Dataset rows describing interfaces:
::::
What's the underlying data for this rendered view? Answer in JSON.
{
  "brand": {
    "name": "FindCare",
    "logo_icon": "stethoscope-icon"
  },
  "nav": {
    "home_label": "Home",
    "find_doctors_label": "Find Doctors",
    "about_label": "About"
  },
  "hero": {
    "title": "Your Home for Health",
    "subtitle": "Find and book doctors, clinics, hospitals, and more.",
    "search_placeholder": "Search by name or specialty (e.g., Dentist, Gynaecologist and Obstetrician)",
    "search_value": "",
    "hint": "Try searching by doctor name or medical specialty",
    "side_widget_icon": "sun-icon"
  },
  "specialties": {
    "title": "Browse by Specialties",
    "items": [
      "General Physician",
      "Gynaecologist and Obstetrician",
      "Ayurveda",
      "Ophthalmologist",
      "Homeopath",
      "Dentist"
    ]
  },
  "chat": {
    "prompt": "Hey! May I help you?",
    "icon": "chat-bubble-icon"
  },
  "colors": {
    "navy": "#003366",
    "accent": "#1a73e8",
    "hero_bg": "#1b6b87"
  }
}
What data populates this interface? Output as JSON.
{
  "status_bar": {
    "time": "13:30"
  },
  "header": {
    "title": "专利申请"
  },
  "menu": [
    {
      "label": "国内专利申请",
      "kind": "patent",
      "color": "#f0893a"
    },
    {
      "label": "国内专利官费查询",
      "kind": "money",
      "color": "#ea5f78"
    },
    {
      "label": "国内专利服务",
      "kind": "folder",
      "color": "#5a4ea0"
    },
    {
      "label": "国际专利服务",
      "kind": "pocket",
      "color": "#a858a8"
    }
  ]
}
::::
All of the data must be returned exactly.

**Your solution:**
What's the underlying data for this rendered view? Answer in JSON.
{
  "brand": {
    "name": "FindCare",
    "logo_icon": "stethoscope-icon"
  },
  "nav": {
    "home_label": "Home",
    "find_doctors_label": "Find Doctors",
    "about_label": "About"
  },
  "hero": {
    "title": "Your Home for Health",
    "subtitle": "Find and book doctors, clinics, hospitals, and more.",
    "search_placeholder": "Search by name or specialty (e.g., Dentist, Gynaecologist and Obstetrician)",
    "search_value": "",
    "hint": "Try searching by doctor name or medical specialty",
    "side_widget_icon": "sun-icon"
  },
  "specialties": {
    "title": "Browse by Specialties",
    "items": [
      "General Physician",
      "Gynaecologist and Obstetrician",
      "Ayurveda",
      "Ophthalmologist",
      "Homeopath",
      "Dentist"
    ]
  },
  "chat": {
    "prompt": "Hey! May I help you?",
    "icon": "chat-bubble-icon"
  },
  "colors": {
    "navy": "#003366",
    "accent": "#1a73e8",
    "hero_bg": "#1b6b87"
  }
}
What data populates this interface? Output as JSON.
{
  "status_bar": {
    "time": "13:30"
  },
  "header": {
    "title": "专利申请"
  },
  "menu": [
    {
      "label": "国内专利申请",
      "kind": "patent",
      "color": "#f0893a"
    },
    {
      "label": "国内专利官费查询",
      "kind": "money",
      "color": "#ea5f78"
    },
    {
      "label": "国内专利服务",
      "kind": "folder",
      "color": "#5a4ea0"
    },
    {
      "label": "国际专利服务",
      "kind": "pocket",
      "color": "#a858a8"
    }
  ]
}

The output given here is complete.